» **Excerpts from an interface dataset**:
-- Opening Marker --
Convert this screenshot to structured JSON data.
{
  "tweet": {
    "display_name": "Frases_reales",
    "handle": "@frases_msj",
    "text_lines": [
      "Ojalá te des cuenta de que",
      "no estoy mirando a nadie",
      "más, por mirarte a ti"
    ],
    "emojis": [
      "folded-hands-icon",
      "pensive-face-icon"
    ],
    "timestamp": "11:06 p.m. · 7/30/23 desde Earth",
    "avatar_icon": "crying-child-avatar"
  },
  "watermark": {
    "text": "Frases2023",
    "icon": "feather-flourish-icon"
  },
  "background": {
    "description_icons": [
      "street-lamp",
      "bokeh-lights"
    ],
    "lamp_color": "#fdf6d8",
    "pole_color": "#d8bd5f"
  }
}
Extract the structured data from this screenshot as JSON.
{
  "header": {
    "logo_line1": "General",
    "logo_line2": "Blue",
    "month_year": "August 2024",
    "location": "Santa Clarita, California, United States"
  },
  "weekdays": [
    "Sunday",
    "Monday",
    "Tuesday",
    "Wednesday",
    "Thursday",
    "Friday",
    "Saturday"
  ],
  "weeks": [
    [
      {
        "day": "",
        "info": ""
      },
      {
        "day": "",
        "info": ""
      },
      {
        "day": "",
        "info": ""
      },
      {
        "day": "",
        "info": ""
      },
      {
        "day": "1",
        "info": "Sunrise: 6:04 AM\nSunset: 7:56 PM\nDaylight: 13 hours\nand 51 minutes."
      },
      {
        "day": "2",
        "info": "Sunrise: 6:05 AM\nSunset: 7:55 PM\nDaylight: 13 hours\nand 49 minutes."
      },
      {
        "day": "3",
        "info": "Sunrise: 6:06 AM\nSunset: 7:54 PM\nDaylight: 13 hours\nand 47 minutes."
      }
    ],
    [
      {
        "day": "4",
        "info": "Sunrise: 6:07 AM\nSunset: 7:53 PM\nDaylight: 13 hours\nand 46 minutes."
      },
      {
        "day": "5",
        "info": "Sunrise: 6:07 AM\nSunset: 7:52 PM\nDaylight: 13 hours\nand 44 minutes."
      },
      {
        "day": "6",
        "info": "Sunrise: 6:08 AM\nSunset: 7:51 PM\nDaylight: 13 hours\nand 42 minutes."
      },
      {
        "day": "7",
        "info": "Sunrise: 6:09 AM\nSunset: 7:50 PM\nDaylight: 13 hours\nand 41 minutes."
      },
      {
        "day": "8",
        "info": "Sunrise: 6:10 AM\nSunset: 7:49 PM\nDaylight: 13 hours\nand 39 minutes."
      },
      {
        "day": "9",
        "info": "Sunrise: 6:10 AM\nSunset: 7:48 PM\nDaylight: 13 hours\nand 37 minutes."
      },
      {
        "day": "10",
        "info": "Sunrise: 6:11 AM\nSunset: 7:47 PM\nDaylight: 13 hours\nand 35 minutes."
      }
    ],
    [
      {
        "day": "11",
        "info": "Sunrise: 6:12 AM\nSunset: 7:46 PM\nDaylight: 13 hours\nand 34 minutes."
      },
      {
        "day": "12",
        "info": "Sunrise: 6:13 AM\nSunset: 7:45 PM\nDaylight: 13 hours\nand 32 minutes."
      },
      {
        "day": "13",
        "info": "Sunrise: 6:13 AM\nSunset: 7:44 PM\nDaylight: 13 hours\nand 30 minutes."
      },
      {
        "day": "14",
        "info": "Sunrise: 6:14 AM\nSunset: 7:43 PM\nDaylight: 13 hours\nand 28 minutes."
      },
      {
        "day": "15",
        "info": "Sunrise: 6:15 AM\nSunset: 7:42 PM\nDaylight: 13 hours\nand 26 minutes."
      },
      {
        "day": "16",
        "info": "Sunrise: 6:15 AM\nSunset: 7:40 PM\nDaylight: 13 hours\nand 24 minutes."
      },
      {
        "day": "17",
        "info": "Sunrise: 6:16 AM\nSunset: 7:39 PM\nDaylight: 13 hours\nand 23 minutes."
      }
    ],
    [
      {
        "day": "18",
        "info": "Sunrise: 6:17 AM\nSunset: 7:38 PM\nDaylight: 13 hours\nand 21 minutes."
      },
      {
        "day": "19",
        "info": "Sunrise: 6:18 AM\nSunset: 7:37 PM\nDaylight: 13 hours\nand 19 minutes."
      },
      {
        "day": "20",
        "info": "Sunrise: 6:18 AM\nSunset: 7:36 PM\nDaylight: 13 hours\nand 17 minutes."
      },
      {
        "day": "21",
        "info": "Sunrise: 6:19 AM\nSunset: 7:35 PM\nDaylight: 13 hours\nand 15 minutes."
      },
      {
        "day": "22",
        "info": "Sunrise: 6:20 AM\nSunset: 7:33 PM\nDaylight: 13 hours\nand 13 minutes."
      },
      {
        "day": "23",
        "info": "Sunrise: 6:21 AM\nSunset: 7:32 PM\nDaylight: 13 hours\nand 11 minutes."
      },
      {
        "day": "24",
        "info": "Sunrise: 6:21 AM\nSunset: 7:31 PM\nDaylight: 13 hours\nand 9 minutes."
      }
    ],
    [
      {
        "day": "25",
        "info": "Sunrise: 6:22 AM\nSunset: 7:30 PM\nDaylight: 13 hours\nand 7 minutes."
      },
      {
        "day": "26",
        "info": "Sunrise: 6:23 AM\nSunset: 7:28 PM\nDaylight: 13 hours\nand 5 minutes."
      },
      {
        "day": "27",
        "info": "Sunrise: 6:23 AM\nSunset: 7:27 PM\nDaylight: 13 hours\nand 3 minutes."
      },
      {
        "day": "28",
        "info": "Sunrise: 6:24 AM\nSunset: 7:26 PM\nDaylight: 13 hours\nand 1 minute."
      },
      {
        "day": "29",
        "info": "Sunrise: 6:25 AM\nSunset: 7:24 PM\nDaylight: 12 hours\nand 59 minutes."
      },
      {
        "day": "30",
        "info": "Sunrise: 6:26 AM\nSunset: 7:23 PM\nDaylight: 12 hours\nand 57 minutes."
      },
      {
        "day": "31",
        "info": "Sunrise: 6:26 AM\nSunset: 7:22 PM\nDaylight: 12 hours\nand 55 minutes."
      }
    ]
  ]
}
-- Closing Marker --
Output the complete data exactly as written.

» **Result**:
Convert this screenshot to structured JSON data.
{
  "tweet": {
    "display_name": "Frases_reales",
    "handle": "@frases_msj",
    "text_lines": [
      "Ojalá te des cuenta de que",
      "no estoy mirando a nadie",
      "más, por mirarte a ti"
    ],
    "emojis": [
      "folded-hands-icon",
      "pensive-face-icon"
    ],
    "timestamp": "11:06 p.m. · 7/30/23 desde Earth",
    "avatar_icon": "crying-child-avatar"
  },
  "watermark": {
    "text": "Frases2023",
    "icon": "feather-flourish-icon"
  },
  "background": {
    "description_icons": [
      "street-lamp",
      "bokeh-lights"
    ],
    "lamp_color": "#fdf6d8",
    "pole_color": "#d8bd5f"
  }
}
Extract the structured data from this screenshot as JSON.
{
  "header": {
    "logo_line1": "General",
    "logo_line2": "Blue",
    "month_year": "August 2024",
    "location": "Santa Clarita, California, United States"
  },
  "weekdays": [
    "Sunday",
    "Monday",
    "Tuesday",
    "Wednesday",
    "Thursday",
    "Friday",
    "Saturday"
  ],
  "weeks": [
    [
      {
        "day": "",
        "info": ""
      },
      {
        "day": "",
        "info": ""
      },
      {
        "day": "",
        "info": ""
      },
      {
        "day": "",
        "info": ""
      },
      {
        "day": "1",
        "info": "Sunrise: 6:04 AM\nSunset: 7:56 PM\nDaylight: 13 hours\nand 51 minutes."
      },
      {
        "day": "2",
        "info": "Sunrise: 6:05 AM\nSunset: 7:55 PM\nDaylight: 13 hours\nand 49 minutes."
      },
      {
        "day": "3",
        "info": "Sunrise: 6:06 AM\nSunset: 7:54 PM\nDaylight: 13 hours\nand 47 minutes."
      }
    ],
    [
      {
        "day": "4",
        "info": "Sunrise: 6:07 AM\nSunset: 7:53 PM\nDaylight: 13 hours\nand 46 minutes."
      },
      {
        "day": "5",
        "info": "Sunrise: 6:07 AM\nSunset: 7:52 PM\nDaylight: 13 hours\nand 44 minutes."
      },
      {
        "day": "6",
        "info": "Sunrise: 6:08 AM\nSunset: 7:51 PM\nDaylight: 13 hours\nand 42 minutes."
      },
      {
        "day": "7",
        "info": "Sunrise: 6:09 AM\nSunset: 7:50 PM\nDaylight: 13 hours\nand 41 minutes."
      },
      {
        "day": "8",
        "info": "Sunrise: 6:10 AM\nSunset: 7:49 PM\nDaylight: 13 hours\nand 39 minutes."
      },
      {
        "day": "9",
        "info": "Sunrise: 6:10 AM\nSunset: 7:48 PM\nDaylight: 13 hours\nand 37 minutes."
      },
      {
        "day": "10",
        "info": "Sunrise: 6:11 AM\nSunset: 7:47 PM\nDaylight: 13 hours\nand 35 minutes."
      }
    ],
    [
      {
        "day": "11",
        "info": "Sunrise: 6:12 AM\nSunset: 7:46 PM\nDaylight: 13 hours\nand 34 minutes."
      },
      {
        "day": "12",
        "info": "Sunrise: 6:13 AM\nSunset: 7:45 PM\nDaylight: 13 hours\nand 32 minutes."
      },
      {
        "day": "13",
        "info": "Sunrise: 6:13 AM\nSunset: 7:44 PM\nDaylight: 13 hours\nand 30 minutes."
      },
      {
        "day": "14",
        "info": "Sunrise: 6:14 AM\nSunset: 7:43 PM\nDaylight: 13 hours\nand 28 minutes."
      },
      {
        "day": "15",
        "info": "Sunrise: 6:15 AM\nSunset: 7:42 PM\nDaylight: 13 hours\nand 26 minutes."
      },
      {
        "day": "16",
        "info": "Sunrise: 6:15 AM\nSunset: 7:40 PM\nDaylight: 13 hours\nand 24 minutes."
      },
      {
        "day": "17",
        "info": "Sunrise: 6:16 AM\nSunset: 7:39 PM\nDaylight: 13 hours\nand 23 minutes."
      }
    ],
    [
      {
        "day": "18",
        "info": "Sunrise: 6:17 AM\nSunset: 7:38 PM\nDaylight: 13 hours\nand 21 minutes."
      },
      {
        "day": "19",
        "info": "Sunrise: 6:18 AM\nSunset: 7:37 PM\nDaylight: 13 hours\nand 19 minutes."
      },
      {
        "day": "20",
        "info": "Sunrise: 6:18 AM\nSunset: 7:36 PM\nDaylight: 13 hours\nand 17 minutes."
      },
      {
        "day": "21",
        "info": "Sunrise: 6:19 AM\nSunset: 7:35 PM\nDaylight: 13 hours\nand 15 minutes."
      },
      {
        "day": "22",
        "info": "Sunrise: 6:20 AM\nSunset: 7:33 PM\nDaylight: 13 hours\nand 13 minutes."
      },
      {
        "day": "23",
        "info": "Sunrise: 6:21 AM\nSunset: 7:32 PM\nDaylight: 13 hours\nand 11 minutes."
      },
      {
        "day": "24",
        "info": "Sunrise: 6:21 AM\nSunset: 7:31 PM\nDaylight: 13 hours\nand 9 minutes."
      }
    ],
    [
      {
        "day": "25",
        "info": "Sunrise: 6:22 AM\nSunset: 7:30 PM\nDaylight: 13 hours\nand 7 minutes."
      },
      {
        "day": "26",
        "info": "Sunrise: 6:23 AM\nSunset: 7:28 PM\nDaylight: 13 hours\nand 5 minutes."
      },
      {
        "day": "27",
        "info": "Sunrise: 6:23 AM\nSunset: 7:27 PM\nDaylight: 13 hours\nand 3 minutes."
      },
      {
        "day": "28",
        "info": "Sunrise: 6:24 AM\nSunset: 7:26 PM\nDaylight: 13 hours\nand 1 minute."
      },
      {
        "day": "29",
        "info": "Sunrise: 6:25 AM\nSunset: 7:24 PM\nDaylight: 12 hours\nand 59 minutes."
      },
      {
        "day": "30",
        "info": "Sunrise: 6:26 AM\nSunset: 7:23 PM\nDaylight: 12 hours\nand 57 minutes."
      },
      {
        "day": "31",
        "info": "Sunrise: 6:26 AM\nSunset: 7:22 PM\nDaylight: 12 hours\nand 55 minutes."
      }
    ]
  ]
}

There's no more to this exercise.